Bangladesh judiciaries are overburdened with 3.1 million case backlogs, which are increasing (1.5% in 2016) every year. The existing rate in case backlogs is associated with the ongoing gap between the newly filed cases and the total number of cases disposed in the given year (5% in 2016).

Bangladesh judiciaries are overburdened with 3.1 million case backlogs, which are increasing every year

Closing the gap

This gap cannot be addressed without having an efficient mechanism for diversion in place. The pre-case and post-case mediation services by DLA office can be that tool, if it is utilised at full blast.

DLAOs are judicial officers. They are well-conversant with legal procedures. Therefore, the justice seekers would feel comfort with the DLAO-led mediation. Alternatively, DLAOs are part of judicial administrative structure. Thus, judges would also feel comfort to refer the compoundable cases to DLAOs for mediation.

This linkage will also facilitate an effective follow-up process for the referred cases. The legal aid committees at different levels, if they are fully activated, can also play vital roles in promoting the DLAO-led mediation. However, these opportunities cannot fully be utilised unless CrPC is amended and the existing scope of compoundable cases is extended.

NLASO also has some other challenges to implement this rule.

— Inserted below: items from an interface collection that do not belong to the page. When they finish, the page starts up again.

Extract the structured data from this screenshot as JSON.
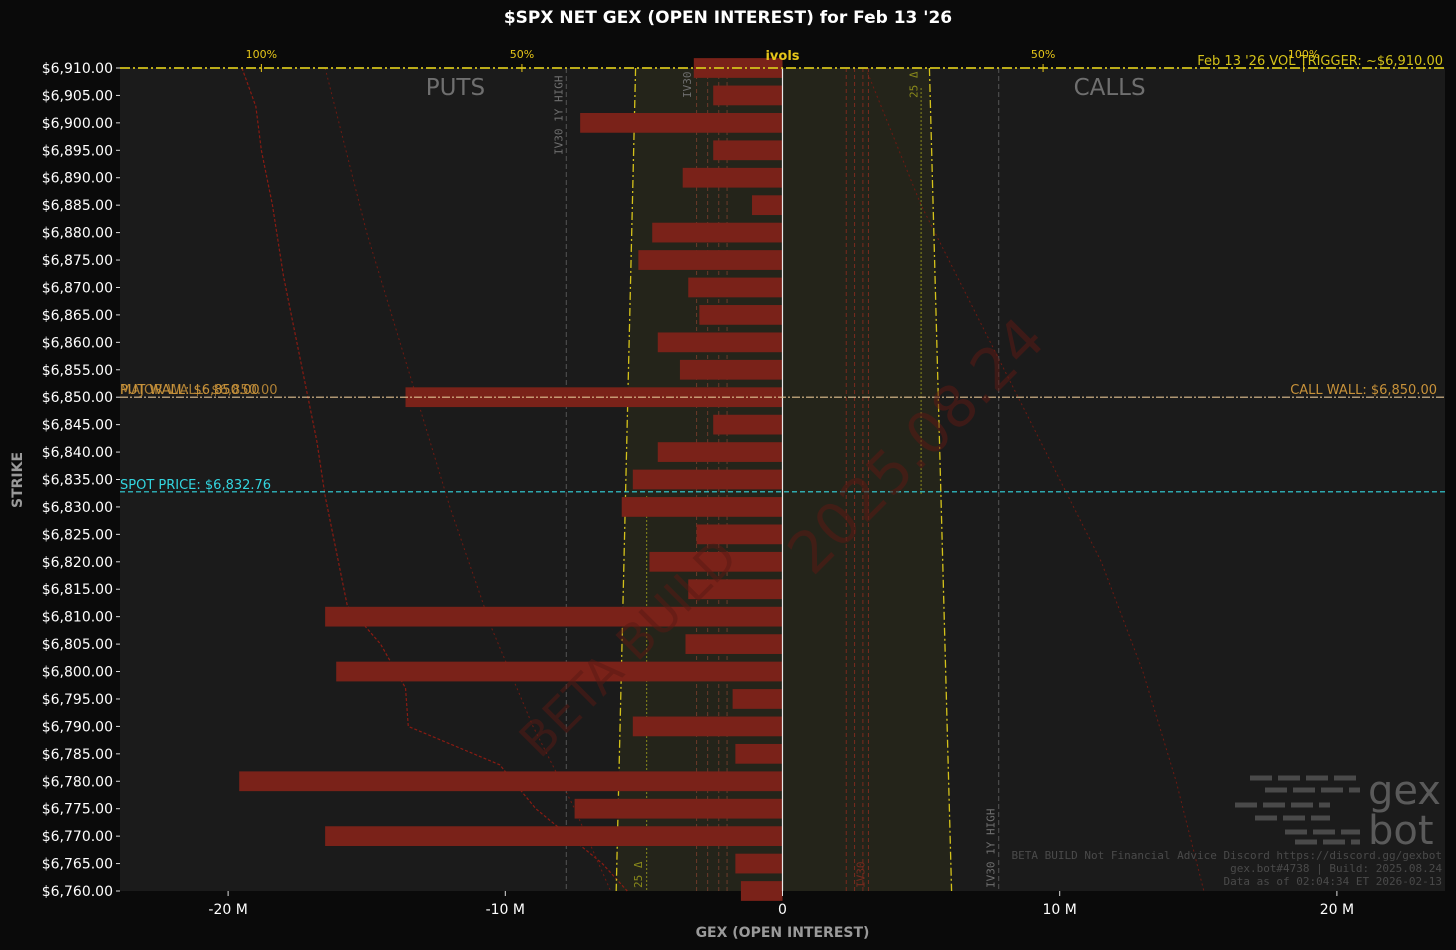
{
  "chart_data": {
    "type": "bar",
    "orientation": "horizontal",
    "title": "$SPX NET GEX (OPEN INTEREST) for Feb 13 '26",
    "xlabel": "GEX (OPEN INTEREST)",
    "ylabel": "STRIKE",
    "xlim": [
      -23.9,
      23.9
    ],
    "ylim": [
      6760,
      6910
    ],
    "x_ticks": [
      -20,
      -10,
      0,
      10,
      20
    ],
    "x_tick_labels": [
      "-20 M",
      "-10 M",
      "0",
      "10 M",
      "20 M"
    ],
    "y_tick_step": 5,
    "grid": false,
    "strikes": [
      6910,
      6905,
      6900,
      6895,
      6890,
      6885,
      6880,
      6875,
      6870,
      6865,
      6860,
      6855,
      6850,
      6845,
      6840,
      6835,
      6830,
      6825,
      6820,
      6815,
      6810,
      6805,
      6800,
      6795,
      6790,
      6785,
      6780,
      6775,
      6770,
      6765,
      6760
    ],
    "values": [
      -3.2,
      -2.5,
      -7.3,
      -2.5,
      -3.6,
      -1.1,
      -4.7,
      -5.2,
      -3.4,
      -3.0,
      -4.5,
      -3.7,
      -13.6,
      -2.5,
      -4.5,
      -5.4,
      -5.8,
      -3.1,
      -4.8,
      -3.4,
      -16.5,
      -3.5,
      -16.1,
      -1.8,
      -5.4,
      -1.7,
      -19.6,
      -7.5,
      -16.5,
      -1.7,
      -1.5
    ],
    "bar_color": "#7a2219",
    "section_labels": {
      "left": "PUTS",
      "right": "CALLS"
    },
    "ivols_axis": {
      "label": "ivols",
      "ticks": [
        "100%",
        "50%",
        "50%",
        "100%"
      ],
      "color": "#e6c619"
    },
    "levels": {
      "vol_trigger": {
        "label": "Feb 13 '26 VOL TRIGGER: ~$6,910.00",
        "value": 6910,
        "color": "#d4c21a"
      },
      "call_wall": {
        "label": "CALL WALL: $6,850.00",
        "value": 6850,
        "color": "#c8923a"
      },
      "put_wall": {
        "label": "PUT WALL: $6,850.00",
        "value": 6850,
        "color": "#c8923a"
      },
      "major_wall": {
        "label": "MAJOR WALL: $6,850.00",
        "value": 6850,
        "color": "#c8923a"
      },
      "spot_price": {
        "label": "SPOT PRICE: $6,832.76",
        "value": 6832.76,
        "color": "#33d6e0"
      }
    },
    "vertical_labels": {
      "iv30_1y_high_put": "IV30 1Y HIGH",
      "iv30_1y_high_call": "IV30 1Y HIGH",
      "iv30_top": "IV30",
      "iv30_bottom": "IV30",
      "delta25_put": "25 Δ",
      "delta25_call": "25 Δ"
    },
    "watermark": "2025.08.24",
    "watermark_beta": "BETA BUILD",
    "footer_lines": [
      "BETA BUILD Not Financial Advice Discord https://discord.gg/gexbot",
      "gex.bot#4738 | Build: 2025.08.24",
      "Data as of 02:04:34 ET 2026-02-13"
    ],
    "logo_text": [
      "gex",
      "bot"
    ]
  }
}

It is under-resourced in terms of person-power, budget, and infrastructure. As of December 2016, only 24 districts have full-time DLAOs.

Legal aid activities in other districts are run by the designated judicial officers, who disproportionately share their time between DLA offices and court. DLA offices are not well-equipped with required support staff and logistics.

For mediation, sending notice to both parties is mandatory. But most of the DLA offices have no jarikarok (process server). As a result, they are dependent on the nezarat section of either CJM court or the district judge court. This dependency gets the process delayed.

Mediation process also requires special skills, particularly in negotiation and facilitation. It also requires an understanding of gender perspectives to make sure that female justice-seekers are comfortable in terms of time, place, process, language, and privacy. In this respect, training for DLAOs on mediation and gender will increase the quality of the services and customer satisfactions.

The role of NGOs

NGOs have a long experience in ADR. They have already created some resources on participatory and gender-responsive mediation. Since the government-NGO partnership worked well in health and education sectors, NLASO may think of replicating similar partnerships in the legal aid sector.

By nature, mediation focuses on conflict resolution while the mainstream courts focus on the disposal of cases. Disposal of a case does not necessarily mean the end of dispute. In some cases, it may create new dispute, resulting in filling new cases. A successful mediation directly contributes towards the restoration of mutual relationship, peace, and social solidarity.

The 7th five-year-plan very rightly considers inclusion of ADR in DLAO as part of judicial reform. To ensure easy and affordable access to justice, it also emphasised on building institutional capacity of NLASO and fixed a target to settle disputes under ADR (at least 25,000 yearly by 2020).

It is clear that implementation of ADR by DLA offices would contribute to achieving the plan’s target, and fulfilling the commitment in the SDGs for ensuring access to justice for all. But it requires unbroken collective efforts by the all stake-holders who are active in the justice sector.

Munir Uddin Shamim is working on a bilateral technical project on justice reform as National Project Coordinator.